What you should do → Your answer must be every line of the data that holds the string "background".

====== Records for the task

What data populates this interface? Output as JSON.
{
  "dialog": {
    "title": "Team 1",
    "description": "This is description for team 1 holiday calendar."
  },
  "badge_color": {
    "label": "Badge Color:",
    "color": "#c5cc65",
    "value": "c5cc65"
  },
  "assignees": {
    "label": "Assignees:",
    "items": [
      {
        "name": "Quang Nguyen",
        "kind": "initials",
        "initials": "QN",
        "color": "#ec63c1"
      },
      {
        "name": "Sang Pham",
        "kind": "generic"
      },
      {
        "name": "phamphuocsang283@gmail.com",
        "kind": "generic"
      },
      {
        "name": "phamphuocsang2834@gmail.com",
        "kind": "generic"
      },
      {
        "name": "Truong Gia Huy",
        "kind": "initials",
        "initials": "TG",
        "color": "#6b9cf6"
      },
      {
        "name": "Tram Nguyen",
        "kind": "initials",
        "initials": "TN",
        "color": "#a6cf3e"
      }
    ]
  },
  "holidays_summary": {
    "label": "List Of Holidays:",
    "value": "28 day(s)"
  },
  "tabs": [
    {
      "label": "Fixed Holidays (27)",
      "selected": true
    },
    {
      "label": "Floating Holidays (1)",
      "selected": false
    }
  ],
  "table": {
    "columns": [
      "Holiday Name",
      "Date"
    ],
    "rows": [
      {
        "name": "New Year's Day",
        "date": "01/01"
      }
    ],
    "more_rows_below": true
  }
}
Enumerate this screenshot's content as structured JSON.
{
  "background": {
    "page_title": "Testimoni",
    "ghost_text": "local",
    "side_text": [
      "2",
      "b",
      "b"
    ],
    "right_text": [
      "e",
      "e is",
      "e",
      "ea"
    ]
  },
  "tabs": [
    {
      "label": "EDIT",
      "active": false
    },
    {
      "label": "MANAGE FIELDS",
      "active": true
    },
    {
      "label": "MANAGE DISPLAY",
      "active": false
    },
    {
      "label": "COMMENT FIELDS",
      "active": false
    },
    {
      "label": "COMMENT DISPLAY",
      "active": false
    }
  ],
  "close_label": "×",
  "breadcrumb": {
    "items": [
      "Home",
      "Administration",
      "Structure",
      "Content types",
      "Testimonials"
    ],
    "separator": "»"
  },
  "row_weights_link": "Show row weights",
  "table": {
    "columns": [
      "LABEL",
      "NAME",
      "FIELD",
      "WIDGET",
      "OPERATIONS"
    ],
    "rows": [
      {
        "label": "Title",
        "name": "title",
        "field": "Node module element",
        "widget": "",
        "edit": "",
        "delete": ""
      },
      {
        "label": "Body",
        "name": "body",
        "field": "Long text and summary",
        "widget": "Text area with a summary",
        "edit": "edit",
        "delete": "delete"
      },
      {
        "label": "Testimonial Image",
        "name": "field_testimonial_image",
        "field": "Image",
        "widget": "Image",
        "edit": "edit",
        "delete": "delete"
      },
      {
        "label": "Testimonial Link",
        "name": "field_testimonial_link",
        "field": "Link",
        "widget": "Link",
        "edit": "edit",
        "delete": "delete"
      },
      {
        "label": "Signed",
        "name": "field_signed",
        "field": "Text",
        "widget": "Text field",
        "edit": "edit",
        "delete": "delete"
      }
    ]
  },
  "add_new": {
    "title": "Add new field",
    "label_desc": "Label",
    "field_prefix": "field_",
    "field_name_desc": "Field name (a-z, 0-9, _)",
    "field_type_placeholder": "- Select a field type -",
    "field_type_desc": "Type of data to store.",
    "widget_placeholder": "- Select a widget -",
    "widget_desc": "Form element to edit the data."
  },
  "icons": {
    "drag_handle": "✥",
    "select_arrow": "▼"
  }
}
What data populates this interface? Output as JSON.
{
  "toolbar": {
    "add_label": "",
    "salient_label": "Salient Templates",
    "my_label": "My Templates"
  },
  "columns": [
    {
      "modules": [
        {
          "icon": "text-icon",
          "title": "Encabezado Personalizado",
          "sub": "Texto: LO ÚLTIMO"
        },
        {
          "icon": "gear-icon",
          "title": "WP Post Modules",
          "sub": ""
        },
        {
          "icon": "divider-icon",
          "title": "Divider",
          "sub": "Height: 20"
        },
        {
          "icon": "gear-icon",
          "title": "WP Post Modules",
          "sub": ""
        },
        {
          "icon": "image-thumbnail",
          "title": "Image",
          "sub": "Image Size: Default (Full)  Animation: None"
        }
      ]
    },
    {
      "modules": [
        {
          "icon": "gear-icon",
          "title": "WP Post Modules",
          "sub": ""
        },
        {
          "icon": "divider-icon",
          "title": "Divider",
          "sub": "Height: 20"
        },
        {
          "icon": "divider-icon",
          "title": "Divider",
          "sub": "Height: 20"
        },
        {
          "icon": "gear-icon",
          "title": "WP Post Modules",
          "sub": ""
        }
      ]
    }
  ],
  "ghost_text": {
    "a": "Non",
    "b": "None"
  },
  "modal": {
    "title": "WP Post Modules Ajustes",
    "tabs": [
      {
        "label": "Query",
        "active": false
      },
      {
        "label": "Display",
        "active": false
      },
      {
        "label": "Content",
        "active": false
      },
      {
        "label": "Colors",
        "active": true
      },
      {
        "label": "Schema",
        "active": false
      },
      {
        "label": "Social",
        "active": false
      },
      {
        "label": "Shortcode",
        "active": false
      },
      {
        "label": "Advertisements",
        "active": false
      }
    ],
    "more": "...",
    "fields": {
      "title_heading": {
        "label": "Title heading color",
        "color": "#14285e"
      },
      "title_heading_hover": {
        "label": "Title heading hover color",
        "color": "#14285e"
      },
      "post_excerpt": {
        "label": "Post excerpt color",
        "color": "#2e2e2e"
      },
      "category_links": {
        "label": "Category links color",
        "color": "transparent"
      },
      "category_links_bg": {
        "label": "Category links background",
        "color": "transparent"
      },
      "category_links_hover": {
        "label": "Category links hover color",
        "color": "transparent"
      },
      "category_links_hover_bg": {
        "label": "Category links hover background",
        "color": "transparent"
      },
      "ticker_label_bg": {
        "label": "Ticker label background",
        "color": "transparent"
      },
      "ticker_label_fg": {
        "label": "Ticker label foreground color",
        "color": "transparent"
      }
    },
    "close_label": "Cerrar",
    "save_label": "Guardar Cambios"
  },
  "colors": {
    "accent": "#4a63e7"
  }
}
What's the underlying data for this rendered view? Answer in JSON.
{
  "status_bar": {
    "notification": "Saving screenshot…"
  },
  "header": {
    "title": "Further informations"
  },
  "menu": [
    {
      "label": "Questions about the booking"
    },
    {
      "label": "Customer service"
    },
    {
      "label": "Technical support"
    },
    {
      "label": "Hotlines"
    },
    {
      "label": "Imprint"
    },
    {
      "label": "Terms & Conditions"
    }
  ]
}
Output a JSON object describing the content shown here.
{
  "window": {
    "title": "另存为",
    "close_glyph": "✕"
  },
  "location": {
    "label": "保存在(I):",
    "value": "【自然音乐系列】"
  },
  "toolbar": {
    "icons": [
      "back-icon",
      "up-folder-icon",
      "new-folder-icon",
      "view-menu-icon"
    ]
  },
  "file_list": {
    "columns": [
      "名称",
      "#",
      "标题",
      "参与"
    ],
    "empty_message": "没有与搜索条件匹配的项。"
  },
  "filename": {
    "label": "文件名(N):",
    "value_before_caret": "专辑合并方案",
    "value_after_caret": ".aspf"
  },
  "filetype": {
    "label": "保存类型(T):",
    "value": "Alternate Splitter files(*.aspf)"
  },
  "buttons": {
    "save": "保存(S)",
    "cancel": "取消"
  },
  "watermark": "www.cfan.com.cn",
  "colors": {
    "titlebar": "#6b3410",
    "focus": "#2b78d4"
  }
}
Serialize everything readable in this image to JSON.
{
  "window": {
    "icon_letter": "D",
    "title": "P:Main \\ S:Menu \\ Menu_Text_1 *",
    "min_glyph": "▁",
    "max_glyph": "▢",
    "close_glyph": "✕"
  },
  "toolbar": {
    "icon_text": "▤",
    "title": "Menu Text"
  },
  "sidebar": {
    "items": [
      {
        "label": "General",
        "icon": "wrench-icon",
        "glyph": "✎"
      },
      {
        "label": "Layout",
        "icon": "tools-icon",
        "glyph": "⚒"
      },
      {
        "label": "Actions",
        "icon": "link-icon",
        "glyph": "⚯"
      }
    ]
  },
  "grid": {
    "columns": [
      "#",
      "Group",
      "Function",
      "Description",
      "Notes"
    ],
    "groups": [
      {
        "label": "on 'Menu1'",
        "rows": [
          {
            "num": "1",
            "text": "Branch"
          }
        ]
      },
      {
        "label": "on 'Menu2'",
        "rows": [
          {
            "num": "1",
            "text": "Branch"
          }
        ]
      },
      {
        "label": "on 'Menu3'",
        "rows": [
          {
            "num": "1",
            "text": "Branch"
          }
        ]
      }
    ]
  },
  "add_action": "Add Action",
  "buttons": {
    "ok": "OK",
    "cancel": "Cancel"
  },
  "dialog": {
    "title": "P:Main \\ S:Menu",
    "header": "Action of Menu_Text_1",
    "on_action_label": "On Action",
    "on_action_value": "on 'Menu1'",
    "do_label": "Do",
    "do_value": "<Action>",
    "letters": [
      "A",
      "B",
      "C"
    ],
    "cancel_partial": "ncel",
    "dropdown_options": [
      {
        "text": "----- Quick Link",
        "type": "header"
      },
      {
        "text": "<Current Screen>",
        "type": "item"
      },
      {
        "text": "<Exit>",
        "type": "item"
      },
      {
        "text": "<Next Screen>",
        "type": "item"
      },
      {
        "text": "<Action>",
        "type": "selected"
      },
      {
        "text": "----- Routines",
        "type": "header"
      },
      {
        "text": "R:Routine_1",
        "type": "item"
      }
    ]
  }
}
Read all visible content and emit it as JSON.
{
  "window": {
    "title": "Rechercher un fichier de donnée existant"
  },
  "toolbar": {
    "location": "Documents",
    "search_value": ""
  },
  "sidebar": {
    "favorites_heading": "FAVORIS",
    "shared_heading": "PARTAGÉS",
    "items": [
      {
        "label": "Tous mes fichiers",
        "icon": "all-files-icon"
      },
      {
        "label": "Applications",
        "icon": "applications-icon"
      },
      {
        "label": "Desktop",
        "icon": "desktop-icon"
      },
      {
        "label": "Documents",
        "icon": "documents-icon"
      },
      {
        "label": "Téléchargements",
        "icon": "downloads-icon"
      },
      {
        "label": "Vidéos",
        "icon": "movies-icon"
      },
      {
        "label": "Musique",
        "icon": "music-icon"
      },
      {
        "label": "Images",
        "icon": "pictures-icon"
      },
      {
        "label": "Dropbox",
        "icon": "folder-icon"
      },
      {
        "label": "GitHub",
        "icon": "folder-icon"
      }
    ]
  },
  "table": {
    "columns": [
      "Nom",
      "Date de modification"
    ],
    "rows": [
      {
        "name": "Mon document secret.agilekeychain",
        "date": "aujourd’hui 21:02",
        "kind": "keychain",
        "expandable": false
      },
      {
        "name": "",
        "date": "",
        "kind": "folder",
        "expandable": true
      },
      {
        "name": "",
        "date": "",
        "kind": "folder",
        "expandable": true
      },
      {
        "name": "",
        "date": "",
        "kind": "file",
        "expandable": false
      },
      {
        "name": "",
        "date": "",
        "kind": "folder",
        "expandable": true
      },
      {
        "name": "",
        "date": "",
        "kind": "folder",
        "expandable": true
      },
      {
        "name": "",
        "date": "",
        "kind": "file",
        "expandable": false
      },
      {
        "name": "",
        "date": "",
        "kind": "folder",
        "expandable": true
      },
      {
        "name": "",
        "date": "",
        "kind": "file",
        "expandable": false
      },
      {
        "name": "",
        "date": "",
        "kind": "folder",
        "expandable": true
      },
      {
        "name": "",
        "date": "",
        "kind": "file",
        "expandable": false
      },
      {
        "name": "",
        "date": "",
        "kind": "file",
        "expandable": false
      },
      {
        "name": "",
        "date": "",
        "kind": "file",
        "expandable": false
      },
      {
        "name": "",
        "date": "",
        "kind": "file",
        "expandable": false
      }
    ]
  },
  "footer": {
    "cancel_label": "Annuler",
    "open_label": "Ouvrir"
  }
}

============

Written solution →
  "background": {
        "label": "Category links background",
        "label": "Category links hover background",
        "label": "Ticker label background",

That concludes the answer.